Going Stag

Last Thanksgiving break, I went jogging with my dad. Running on North Ave., toward the end of what he has dubbed “the course,” I asked him asked him about his life, meeting my mom, settling in New Rochelle, and you know, how it all happened. My dad, who only stays up past ten on weeknights to watch Roger Feder, answered with a shrug, but went on to paraphrase the closing line from the closing story of Interpreter of Maladies:

I know that my achievement is quite ordinary. I am not the only man to seek his fortune far from home, and certainly I am not the first. Still, there are times I am bewildered by each mile I have travelled, each meal I have eaten, each person I have known, each room in which I have slept. As ordinary as it all appears, there are times when it is beyond my imagination.

My dad grew up in Long Island, but you know, it still resonates.

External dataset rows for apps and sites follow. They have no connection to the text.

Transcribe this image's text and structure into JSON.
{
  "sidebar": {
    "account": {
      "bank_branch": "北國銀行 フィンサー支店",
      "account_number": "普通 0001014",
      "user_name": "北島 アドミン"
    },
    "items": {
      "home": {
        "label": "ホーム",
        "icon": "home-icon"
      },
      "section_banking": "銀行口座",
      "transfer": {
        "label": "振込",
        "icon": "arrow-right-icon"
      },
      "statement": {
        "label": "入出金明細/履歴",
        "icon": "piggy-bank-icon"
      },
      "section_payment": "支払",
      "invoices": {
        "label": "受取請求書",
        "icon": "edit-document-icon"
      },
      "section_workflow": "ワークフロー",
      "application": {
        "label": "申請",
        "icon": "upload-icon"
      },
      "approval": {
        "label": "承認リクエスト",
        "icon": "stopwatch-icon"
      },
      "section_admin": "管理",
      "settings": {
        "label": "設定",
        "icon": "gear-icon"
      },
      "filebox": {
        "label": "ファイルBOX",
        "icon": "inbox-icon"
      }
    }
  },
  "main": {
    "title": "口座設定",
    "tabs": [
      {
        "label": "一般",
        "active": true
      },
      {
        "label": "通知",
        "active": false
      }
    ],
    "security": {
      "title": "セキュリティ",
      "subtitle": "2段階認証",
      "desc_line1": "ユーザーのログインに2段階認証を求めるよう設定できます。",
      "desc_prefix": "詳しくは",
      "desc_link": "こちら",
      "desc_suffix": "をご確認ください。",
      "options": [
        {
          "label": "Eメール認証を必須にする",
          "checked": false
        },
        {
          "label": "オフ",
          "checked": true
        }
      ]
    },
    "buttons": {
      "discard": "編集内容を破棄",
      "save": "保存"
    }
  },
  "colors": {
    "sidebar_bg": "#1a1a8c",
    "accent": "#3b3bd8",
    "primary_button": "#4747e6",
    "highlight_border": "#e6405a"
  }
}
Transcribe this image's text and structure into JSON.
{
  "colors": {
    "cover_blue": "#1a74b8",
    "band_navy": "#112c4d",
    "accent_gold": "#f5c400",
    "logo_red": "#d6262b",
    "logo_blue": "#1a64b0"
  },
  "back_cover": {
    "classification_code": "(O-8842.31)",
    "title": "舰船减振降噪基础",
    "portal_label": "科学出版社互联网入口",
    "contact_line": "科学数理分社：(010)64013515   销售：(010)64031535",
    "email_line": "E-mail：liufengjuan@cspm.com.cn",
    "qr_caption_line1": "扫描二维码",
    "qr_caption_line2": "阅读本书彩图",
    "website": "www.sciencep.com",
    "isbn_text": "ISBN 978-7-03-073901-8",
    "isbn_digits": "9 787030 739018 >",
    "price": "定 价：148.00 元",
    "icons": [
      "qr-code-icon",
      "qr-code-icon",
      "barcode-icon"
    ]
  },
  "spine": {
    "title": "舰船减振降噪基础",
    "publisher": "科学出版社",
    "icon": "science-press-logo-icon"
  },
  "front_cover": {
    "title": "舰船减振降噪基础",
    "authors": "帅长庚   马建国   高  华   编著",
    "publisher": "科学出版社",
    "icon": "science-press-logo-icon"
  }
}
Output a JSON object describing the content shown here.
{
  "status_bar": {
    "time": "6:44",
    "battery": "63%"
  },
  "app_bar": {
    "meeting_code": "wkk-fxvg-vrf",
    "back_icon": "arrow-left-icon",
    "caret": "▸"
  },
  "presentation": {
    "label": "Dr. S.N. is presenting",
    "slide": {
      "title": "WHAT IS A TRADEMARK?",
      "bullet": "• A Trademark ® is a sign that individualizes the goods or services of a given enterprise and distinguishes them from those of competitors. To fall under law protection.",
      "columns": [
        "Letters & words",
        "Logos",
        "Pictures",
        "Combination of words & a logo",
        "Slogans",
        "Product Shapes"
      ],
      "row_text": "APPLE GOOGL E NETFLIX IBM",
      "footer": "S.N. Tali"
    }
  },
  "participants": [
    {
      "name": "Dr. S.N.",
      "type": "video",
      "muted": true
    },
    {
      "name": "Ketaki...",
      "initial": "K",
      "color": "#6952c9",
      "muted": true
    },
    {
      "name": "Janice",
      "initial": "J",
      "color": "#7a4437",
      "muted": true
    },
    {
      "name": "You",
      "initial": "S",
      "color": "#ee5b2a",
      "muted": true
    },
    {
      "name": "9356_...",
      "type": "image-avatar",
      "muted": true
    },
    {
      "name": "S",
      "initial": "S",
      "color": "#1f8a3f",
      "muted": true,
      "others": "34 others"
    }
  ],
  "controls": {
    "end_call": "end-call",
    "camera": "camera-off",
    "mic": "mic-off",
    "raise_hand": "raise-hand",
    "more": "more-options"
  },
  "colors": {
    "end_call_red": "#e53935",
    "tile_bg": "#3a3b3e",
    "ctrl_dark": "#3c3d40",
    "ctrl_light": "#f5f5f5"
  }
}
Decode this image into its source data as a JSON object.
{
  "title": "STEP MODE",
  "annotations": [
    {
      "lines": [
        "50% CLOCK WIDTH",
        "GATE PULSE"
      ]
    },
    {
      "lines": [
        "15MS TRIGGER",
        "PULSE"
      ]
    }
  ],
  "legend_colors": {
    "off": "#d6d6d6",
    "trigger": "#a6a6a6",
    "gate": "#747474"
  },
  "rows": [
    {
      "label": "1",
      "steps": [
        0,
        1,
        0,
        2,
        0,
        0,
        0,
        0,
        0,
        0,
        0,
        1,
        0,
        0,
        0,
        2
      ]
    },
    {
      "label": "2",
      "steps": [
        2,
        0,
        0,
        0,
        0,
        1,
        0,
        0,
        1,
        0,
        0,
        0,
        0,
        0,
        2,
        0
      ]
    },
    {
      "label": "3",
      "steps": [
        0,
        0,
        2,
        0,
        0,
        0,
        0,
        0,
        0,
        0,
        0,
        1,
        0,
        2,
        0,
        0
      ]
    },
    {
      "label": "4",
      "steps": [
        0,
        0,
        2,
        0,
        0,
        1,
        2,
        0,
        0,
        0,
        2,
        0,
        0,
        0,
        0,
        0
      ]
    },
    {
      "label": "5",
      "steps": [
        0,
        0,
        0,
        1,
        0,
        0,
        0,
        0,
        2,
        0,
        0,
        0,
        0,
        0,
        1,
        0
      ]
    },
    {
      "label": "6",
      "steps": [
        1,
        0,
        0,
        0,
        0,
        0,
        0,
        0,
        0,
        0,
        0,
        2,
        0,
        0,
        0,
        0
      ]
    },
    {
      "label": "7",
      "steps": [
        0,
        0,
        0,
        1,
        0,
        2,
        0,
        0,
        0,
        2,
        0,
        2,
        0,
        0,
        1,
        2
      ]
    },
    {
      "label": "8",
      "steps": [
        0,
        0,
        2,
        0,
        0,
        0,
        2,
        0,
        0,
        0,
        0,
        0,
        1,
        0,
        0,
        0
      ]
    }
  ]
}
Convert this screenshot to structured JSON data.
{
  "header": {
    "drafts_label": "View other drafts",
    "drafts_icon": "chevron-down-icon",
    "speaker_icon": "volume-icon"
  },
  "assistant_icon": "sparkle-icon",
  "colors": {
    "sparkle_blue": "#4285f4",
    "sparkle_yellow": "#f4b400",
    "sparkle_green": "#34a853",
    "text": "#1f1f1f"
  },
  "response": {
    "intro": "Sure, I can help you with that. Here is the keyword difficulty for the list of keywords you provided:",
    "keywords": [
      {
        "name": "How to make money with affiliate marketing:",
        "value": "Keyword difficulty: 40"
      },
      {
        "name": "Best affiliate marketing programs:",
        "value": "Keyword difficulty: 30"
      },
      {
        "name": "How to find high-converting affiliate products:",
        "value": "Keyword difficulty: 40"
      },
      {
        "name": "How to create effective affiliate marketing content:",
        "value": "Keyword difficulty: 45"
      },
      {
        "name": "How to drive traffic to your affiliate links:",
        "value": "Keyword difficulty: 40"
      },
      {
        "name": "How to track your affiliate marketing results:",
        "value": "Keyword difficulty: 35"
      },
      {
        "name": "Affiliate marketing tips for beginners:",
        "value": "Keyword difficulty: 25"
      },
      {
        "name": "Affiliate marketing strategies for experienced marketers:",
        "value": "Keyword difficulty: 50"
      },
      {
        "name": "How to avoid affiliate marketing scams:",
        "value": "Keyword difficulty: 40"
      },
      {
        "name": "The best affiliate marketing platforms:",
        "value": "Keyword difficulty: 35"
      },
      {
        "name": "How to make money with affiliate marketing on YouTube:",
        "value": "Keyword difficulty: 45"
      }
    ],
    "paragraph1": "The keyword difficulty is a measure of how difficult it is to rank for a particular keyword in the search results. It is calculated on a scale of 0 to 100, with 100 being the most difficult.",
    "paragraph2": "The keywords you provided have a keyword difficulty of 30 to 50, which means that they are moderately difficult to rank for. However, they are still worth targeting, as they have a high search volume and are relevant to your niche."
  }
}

Another time when I was maybe 14, my dad and I were walking around our neighborhood. Around where he claims is the highest point in New Rochelle, but which is actually just a few small hills up from our house, we talked about books on tape. My mom listens to them, along with the Superstar Teaching series, tirelessly, but he and I think they’re a bit silly. The problem with books on tape, he said, is that there’s a moderator, but reading is really about you and the writer. When you read a book, you don’t have to press rewind to re-enjoy a moving passage.

In the past, I’ve felt frustrated reading a great book alone: Sometimes there’s nothing more lonely than sharing a passion with no one. But lately, I’ve relished the isolation of reading. For twenty minutes each way, I’m in a world separate from everything. When my friends do take a book recommendation, I find talking about fiction with them disappointing. Recreating an imaginary world with someone is just not as fun as being in it alone. Even with my sharpest friends, in fact, especially with my sharpest friends, insights about structure or characters leave me somehow let down, either with my own understanding of the book or of theirs.

Consider this my non-invitation to Jhumpa Lahiri’s reading in Fort Green this weekend. I’m really excited to see JL in action, but I have no interest in sharing my excitement with any friends. Frankly, I don’t want to hear their opinions on the way she dresses or what she reads. I want hear her read by myself, and listen to her as if I’m reading her alone.